» Brief:
The full set of entries is to be returned word for word.

» Data for this exercise:
....................

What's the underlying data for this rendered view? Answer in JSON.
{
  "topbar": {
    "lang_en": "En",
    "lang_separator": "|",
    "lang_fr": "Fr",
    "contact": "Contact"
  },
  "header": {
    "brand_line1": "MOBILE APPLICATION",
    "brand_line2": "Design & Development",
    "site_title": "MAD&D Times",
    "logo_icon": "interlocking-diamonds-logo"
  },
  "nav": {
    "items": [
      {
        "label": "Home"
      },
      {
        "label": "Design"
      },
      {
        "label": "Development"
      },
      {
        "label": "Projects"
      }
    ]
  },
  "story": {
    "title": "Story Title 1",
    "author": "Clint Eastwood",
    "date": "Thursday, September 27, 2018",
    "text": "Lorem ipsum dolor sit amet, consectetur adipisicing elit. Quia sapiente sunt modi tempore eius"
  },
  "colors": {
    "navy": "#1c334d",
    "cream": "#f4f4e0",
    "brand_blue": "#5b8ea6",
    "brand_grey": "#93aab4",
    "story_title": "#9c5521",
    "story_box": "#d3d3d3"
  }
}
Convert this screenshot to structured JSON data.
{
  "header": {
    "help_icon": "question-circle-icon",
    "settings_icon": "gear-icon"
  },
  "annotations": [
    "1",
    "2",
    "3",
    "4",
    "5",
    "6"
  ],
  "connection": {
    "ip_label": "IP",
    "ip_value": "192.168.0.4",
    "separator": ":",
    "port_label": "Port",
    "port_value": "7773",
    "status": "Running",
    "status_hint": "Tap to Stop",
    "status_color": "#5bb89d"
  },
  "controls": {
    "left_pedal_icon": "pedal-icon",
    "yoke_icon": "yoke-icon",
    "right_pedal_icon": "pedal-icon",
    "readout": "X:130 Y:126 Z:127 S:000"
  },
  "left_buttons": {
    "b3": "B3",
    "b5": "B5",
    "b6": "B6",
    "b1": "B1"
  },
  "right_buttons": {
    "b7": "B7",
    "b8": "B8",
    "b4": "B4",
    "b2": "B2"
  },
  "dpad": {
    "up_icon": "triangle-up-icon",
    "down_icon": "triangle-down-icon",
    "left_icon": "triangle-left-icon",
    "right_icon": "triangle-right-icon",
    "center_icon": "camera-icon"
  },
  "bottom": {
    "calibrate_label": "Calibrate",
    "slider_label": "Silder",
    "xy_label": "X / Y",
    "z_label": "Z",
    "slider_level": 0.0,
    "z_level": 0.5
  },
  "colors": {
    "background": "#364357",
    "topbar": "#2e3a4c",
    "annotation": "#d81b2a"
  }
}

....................

» Exercise response:
What's the underlying data for this rendered view? Answer in JSON.
{
  "topbar": {
    "lang_en": "En",
    "lang_separator": "|",
    "lang_fr": "Fr",
    "contact": "Contact"
  },
  "header": {
    "brand_line1": "MOBILE APPLICATION",
    "brand_line2": "Design & Development",
    "site_title": "MAD&D Times",
    "logo_icon": "interlocking-diamonds-logo"
  },
  "nav": {
    "items": [
      {
        "label": "Home"
      },
      {
        "label": "Design"
      },
      {
        "label": "Development"
      },
      {
        "label": "Projects"
      }
    ]
  },
  "story": {
    "title": "Story Title 1",
    "author": "Clint Eastwood",
    "date": "Thursday, September 27, 2018",
    "text": "Lorem ipsum dolor sit amet, consectetur adipisicing elit. Quia sapiente sunt modi tempore eius"
  },
  "colors": {
    "navy": "#1c334d",
    "cream": "#f4f4e0",
    "brand_blue": "#5b8ea6",
    "brand_grey": "#93aab4",
    "story_title": "#9c5521",
    "story_box": "#d3d3d3"
  }
}
Convert this screenshot to structured JSON data.
{
  "header": {
    "help_icon": "question-circle-icon",
    "settings_icon": "gear-icon"
  },
  "annotations": [
    "1",
    "2",
    "3",
    "4",
    "5",
    "6"
  ],
  "connection": {
    "ip_label": "IP",
    "ip_value": "192.168.0.4",
    "separator": ":",
    "port_label": "Port",
    "port_value": "7773",
    "status": "Running",
    "status_hint": "Tap to Stop",
    "status_color": "#5bb89d"
  },
  "controls": {
    "left_pedal_icon": "pedal-icon",
    "yoke_icon": "yoke-icon",
    "right_pedal_icon": "pedal-icon",
    "readout": "X:130 Y:126 Z:127 S:000"
  },
  "left_buttons": {
    "b3": "B3",
    "b5": "B5",
    "b6": "B6",
    "b1": "B1"
  },
  "right_buttons": {
    "b7": "B7",
    "b8": "B8",
    "b4": "B4",
    "b2": "B2"
  },
  "dpad": {
    "up_icon": "triangle-up-icon",
    "down_icon": "triangle-down-icon",
    "left_icon": "triangle-left-icon",
    "right_icon": "triangle-right-icon",
    "center_icon": "camera-icon"
  },
  "bottom": {
    "calibrate_label": "Calibrate",
    "slider_label": "Silder",
    "xy_label": "X / Y",
    "z_label": "Z",
    "slider_level": 0.0,
    "z_level": 0.5
  },
  "colors": {
    "background": "#364357",
    "topbar": "#2e3a4c",
    "annotation": "#d81b2a"
  }
}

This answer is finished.